PHILADELPHIA lost its most influential sports figure in history with Monday’s passing of Flyers co-founder and Comcast Spectacor creator Ed Snider at 83 after a long battle with bladder cancer.
The icon was a sports “futurist” who played some kind of role in virtually every major sporting occurrence in Philadelphia over the past five decades.
From his bringing the NHL to Philadelphia in 1967 with the expansion Flyers to the birth of the sports television and entertainment entity known as Spectacor in 1974 that grew into Comcast Spectacor to the opening of the state-of-the-art CoreStates Center (now Wells Fargo Center) in 1996, it is fair to say that the entire sports climate and culture of Philadelphia today is connected to the innovative visionary most commonly and respectfully referred to as “Mr. Snider.”
Snider’s “Broad Street Bullies” reintroduced Philadelphia’s blue-collar tough-guy reputation to the modern American sports community by intimidating their way to Stanley Cup titles in 1974 and ’75.
Although his Flyers have not won another Stanley Cup, they appeared in six more Finals, and Snider’s dogged pursuit of a third title set the standard of championship motivation in Philadelphia.
No Philadelphia team put more emphasis on and resources into trying to win a championship than the Flyers.
As an owner, Snider made Philadelphia’s two most important individual player acquisitions of the past quarter century when the Flyers traded for the rights to Eric Lindros in 1992, and then, while he was chairman of the Sixers, the team drafted recent Hall of Fame inductee Allen Iverson No. 1 overall in 1996.

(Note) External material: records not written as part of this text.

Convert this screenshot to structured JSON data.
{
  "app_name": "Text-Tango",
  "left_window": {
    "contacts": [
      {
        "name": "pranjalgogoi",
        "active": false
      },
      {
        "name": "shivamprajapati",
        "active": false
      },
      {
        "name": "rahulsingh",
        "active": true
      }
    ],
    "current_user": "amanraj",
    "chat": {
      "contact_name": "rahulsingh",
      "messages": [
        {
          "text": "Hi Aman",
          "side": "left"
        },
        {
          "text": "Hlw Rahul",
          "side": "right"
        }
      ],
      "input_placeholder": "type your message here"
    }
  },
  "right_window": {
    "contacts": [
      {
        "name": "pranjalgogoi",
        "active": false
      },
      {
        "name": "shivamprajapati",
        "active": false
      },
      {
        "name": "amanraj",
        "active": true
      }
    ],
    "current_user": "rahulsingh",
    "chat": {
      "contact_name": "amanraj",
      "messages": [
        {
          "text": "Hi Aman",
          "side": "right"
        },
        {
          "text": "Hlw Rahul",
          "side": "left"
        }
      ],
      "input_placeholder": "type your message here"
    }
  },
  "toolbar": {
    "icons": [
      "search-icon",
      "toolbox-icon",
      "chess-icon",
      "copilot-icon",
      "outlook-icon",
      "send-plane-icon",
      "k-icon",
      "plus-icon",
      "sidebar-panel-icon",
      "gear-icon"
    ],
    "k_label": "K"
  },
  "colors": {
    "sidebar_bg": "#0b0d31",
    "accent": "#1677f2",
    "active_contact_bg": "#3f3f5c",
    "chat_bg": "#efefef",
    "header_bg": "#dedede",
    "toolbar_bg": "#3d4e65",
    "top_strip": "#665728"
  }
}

While neither of those iconic players brought a championship to Philadelphia, their almost simultaneous eras electrified the city’s sports conscience like few others.

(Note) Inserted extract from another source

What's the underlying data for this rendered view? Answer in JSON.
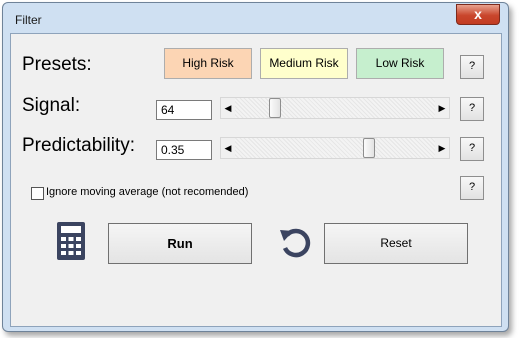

The building of the Wells Fargo Center ushered Philadelphia into the modern times of sports facilities, as the Eagles moved into Lincoln Financial Field in 2003 and the Phillies into Citizens Bank Park in 2004.
Snider’s final contribution to the South Philadelphia Sports Complex was the role he played in helping open the immensely popular entertainment site Xfinity Live! in 2012.
Snider saw the future of sports sooner than most and turned questionable ventures into sports industry giants.
By persuading the Phillies and Sixers to join the Flyers in broadcasting home games on his PRISM station, Snider set the path for the regional sports powerhouse Comcast SportsNet – the broadcast home of the Flyers, Phillies and Sixers.
Before “Philly Sports Talk” evolved out of “Daily News Live” on Comcast, there were innovative, localized sports television shows such as “Broad and Pattison” and “The Great Sports Debate.”
Snider’s purchase of radio station WIP (610-AM) in 1988 finalized its transition to the all-sports format that would become, at time, a nemesis and one of his harshest critics.
So many things that are now givens as parts of Philadelphia’s sports conscience and society trace their genesis in some way back to Snider.
Limiting Snider’s contributions to only his sports achievement, however, would be a severe disservice to his legacy.
He was a philanthropist who gave back to all segments of Philadelphia society. Through Flyers Charities, the Flyers Wives Carnival has been one of the most significant sports charitable organizations for four decades.
The Ed Snider Youth Hockey Foundation was founded in 2005 and uses the sport he loves to help implement life skills to underserved kids in Philadelphia. In addition to introducing hockey to more than 3,000 boys and girls in nine city sites through free equipment and ice time, the foundation offers character building, life skills, academic, fitness and nutrition programs.
When Ed Snider passed on Monday, the city lost the chairman of Philadelphia sports and so much more.